And then there's cost. While alternative media companies are as varied in their pricing as they are in approach, they are generally considered cheaper than most traditional competitors, such as TV and magazines - but more expensive than other outdoor vehicles, such as billboards, since they are more readily targetable. Jack Gallagher, vice president of sales and marketing for BusTV Advertising, an Englewood Cliffs, New Jersey company, boasts of his company's ability to deliver 1.7 million highly coveted over-50 consumers a year, for pennies a head. For $2,700 a month, advertisers can air two 15-second commercials on satellite TV during Coach USA bus trips between New York and Atlantic City. Since 68 percent of the more than 2 million annual day-trippers to the gambling mecca are seniors, pharmaceutical companies, assisted-living complexes, and elder estate planning firms are lining up.
However, Peter Riordan, vice president, director of out-of-home and non-traditional media for BBDO, takes a more cautious approach. "Our clients pay us to kick the tires to see if this stuff is any good. If we put their money into something that's a huge flop, they would blame us, and rightly so." One of the greatest difficulties with alternative media - in addition to the wide variety of production requirements - is the lack of audience measurement, especially with media that's mobile (wrapped cars) or has video components (elevator ads), because you don't really know who's seeing the messages and when. There are also equipment failure risks. "The out-of-pocket costs for many of these things may be low, but many companies overestimate their audience and underestimate their cost of operations," he says.

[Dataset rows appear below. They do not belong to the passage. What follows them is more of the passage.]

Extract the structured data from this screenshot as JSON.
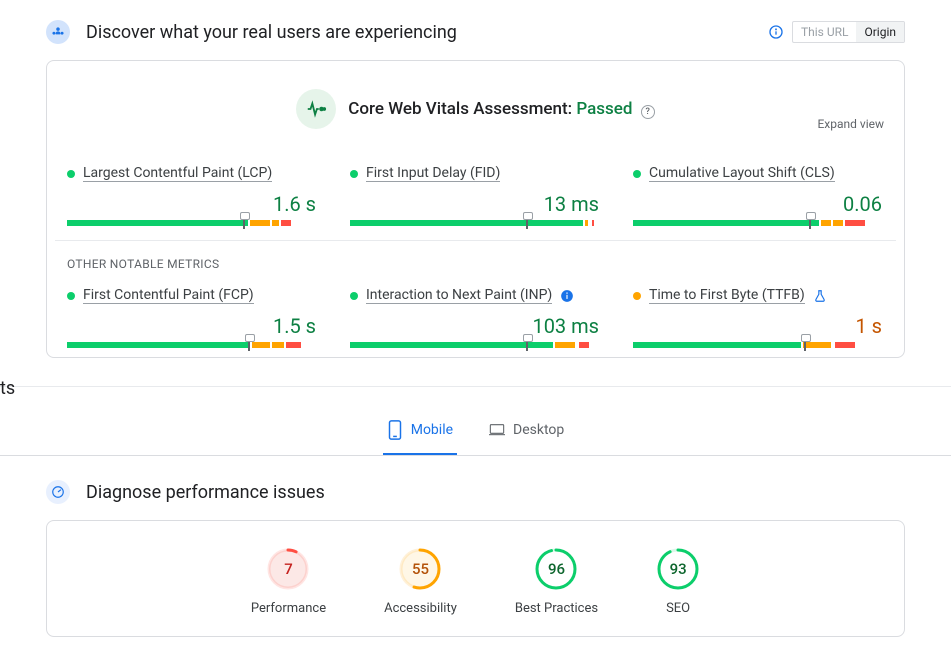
{
  "header": {
    "title": "Discover what your real users are experiencing",
    "toggle": {
      "url": "This URL",
      "origin": "Origin"
    }
  },
  "cwv": {
    "title_prefix": "Core Web Vitals Assessment: ",
    "status": "Passed",
    "expand": "Expand view"
  },
  "metrics": [
    {
      "label": "Largest Contentful Paint (LCP)",
      "value": "1.6 s",
      "dot": "green",
      "valClass": "green",
      "segs": [
        72,
        0,
        8,
        0,
        3,
        0,
        4
      ],
      "marker": 70
    },
    {
      "label": "First Input Delay (FID)",
      "value": "13 ms",
      "dot": "green",
      "valClass": "green",
      "segs": [
        93,
        0,
        1,
        0,
        0,
        0,
        1
      ],
      "marker": 70
    },
    {
      "label": "Cumulative Layout Shift (CLS)",
      "value": "0.06",
      "dot": "green",
      "valClass": "green",
      "segs": [
        74,
        0,
        4,
        0,
        4,
        0,
        8
      ],
      "marker": 70
    },
    {
      "label": "First Contentful Paint (FCP)",
      "value": "1.5 s",
      "dot": "green",
      "valClass": "green",
      "segs": [
        73,
        0,
        7,
        0,
        5,
        0,
        6
      ],
      "marker": 72
    },
    {
      "label": "Interaction to Next Paint (INP)",
      "value": "103 ms",
      "dot": "green",
      "valClass": "green",
      "segs": [
        81,
        0,
        8,
        0,
        0,
        0,
        4
      ],
      "marker": 70,
      "info": true
    },
    {
      "label": "Time to First Byte (TTFB)",
      "value": "1 s",
      "dot": "orange",
      "valClass": "orange",
      "segs": [
        67,
        0,
        11,
        0,
        0,
        0,
        8
      ],
      "marker": 68,
      "beta": true
    }
  ],
  "subheader": "OTHER NOTABLE METRICS",
  "truncated": "ts",
  "tabs": {
    "mobile": "Mobile",
    "desktop": "Desktop"
  },
  "diagnose": {
    "title": "Diagnose performance issues"
  },
  "scores": [
    {
      "label": "Performance",
      "value": "7",
      "color": "red",
      "pct": 7
    },
    {
      "label": "Accessibility",
      "value": "55",
      "color": "orange",
      "pct": 55
    },
    {
      "label": "Best Practices",
      "value": "96",
      "color": "green",
      "pct": 96
    },
    {
      "label": "SEO",
      "value": "93",
      "color": "green",
      "pct": 93
    }
  ]
}
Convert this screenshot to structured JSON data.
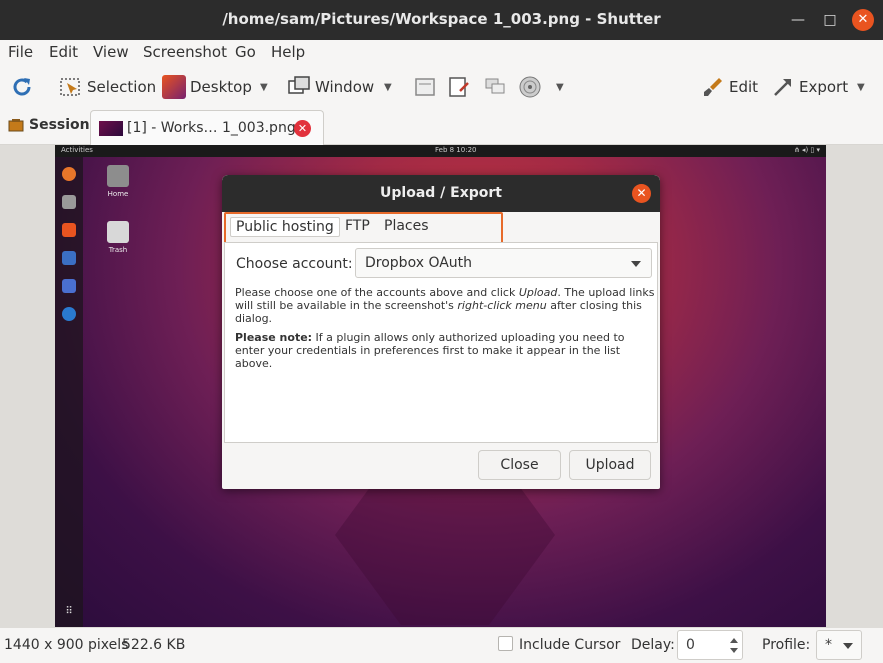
{
  "window": {
    "title": "/home/sam/Pictures/Workspace 1_003.png - Shutter",
    "minimize": "—",
    "maximize": "□",
    "close": "✕"
  },
  "menu": [
    "File",
    "Edit",
    "View",
    "Screenshot",
    "Go",
    "Help"
  ],
  "toolbar": {
    "selection": "Selection",
    "desktop": "Desktop",
    "window": "Window",
    "edit": "Edit",
    "export": "Export"
  },
  "tabs": {
    "session": "Session",
    "document": "[1] - Works… 1_003.png"
  },
  "screenshot": {
    "activities": "Activities",
    "clock": "Feb 8  10:20",
    "home_label": "Home",
    "trash_label": "Trash"
  },
  "dialog": {
    "title": "Upload / Export",
    "tabs": [
      "Public hosting",
      "FTP",
      "Places"
    ],
    "account_label": "Choose account:",
    "account_value": "Dropbox OAuth",
    "para1_a": "Please choose one of the accounts above and click ",
    "para1_b": "Upload",
    "para1_c": ". The upload links will still be available in the screenshot's ",
    "para1_d": "right-click menu",
    "para1_e": " after closing this dialog.",
    "para2_bold": "Please note:",
    "para2_rest": " If a plugin allows only authorized uploading you need to enter your credentials in preferences first to make it appear in the list above.",
    "close_button": "Close",
    "upload_button": "Upload"
  },
  "status": {
    "dimensions": "1440 x 900 pixels",
    "size": "522.6 KB",
    "include_cursor": "Include Cursor",
    "delay_label": "Delay:",
    "delay_value": "0",
    "profile_label": "Profile:",
    "profile_value": "*"
  },
  "colors": {
    "accent": "#e95420",
    "highlight": "#e76a2a"
  }
}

For some marketers, though, the attraction to alternative has less to do with cost, and more with image. Over the past year, Joan Monte, media director for beverage company Snapple, has been experimenting with non-traditional media - wild postings, ATM-wraps, postcards - in an effort to bring a local flavor to the national brand. For the past two summers the company literally made its mark in the sand at two beaches on the New Jersey shore. For between $18,000 and $30,000 a month, Beach N'Billboard, based in East Rutherford, New Jersey, imprints about 5,000 ad messages per sponsor daily. "It's reaching our consumers during their highest consumption period [summer]," says Monte. "We may not know exactly how many people we're reaching, but we're confident that it is adding another layer of awareness and getting those people who aren't stuck inside watching TV." While TV and radio will always be major media components, Monte expects alternative to play an increasingly bigger role. "Who knows where we'll be next? Taxicab tops? On the bottom of your shoe? We're open to it all," Monte says.
Snapple isn't alone. Jack Sullivan, vice president and out-of-home media director for Starcom Worldwide, says that some of his clients (he won't name names) have put half their budgets into alternative. "Advertisers are really going crazy about it," says the 20-year advertising veteran. "These out-of-the-ordinary mediums burn in people's minds. Not every client cares about CPMs when it makes an impact."
Still, isn't there such a thing as advertising overkill? Perhaps, says Park Place Media's Fisher, but that doesn't mean that alternative in-your-face tactics aren't effective. On the contrary: "If, as an advertiser, you have a chance to get to mega-brand status by being everywhere, you've got to go for it. Sure, there is a saturation point, but we haven't reached it - yet."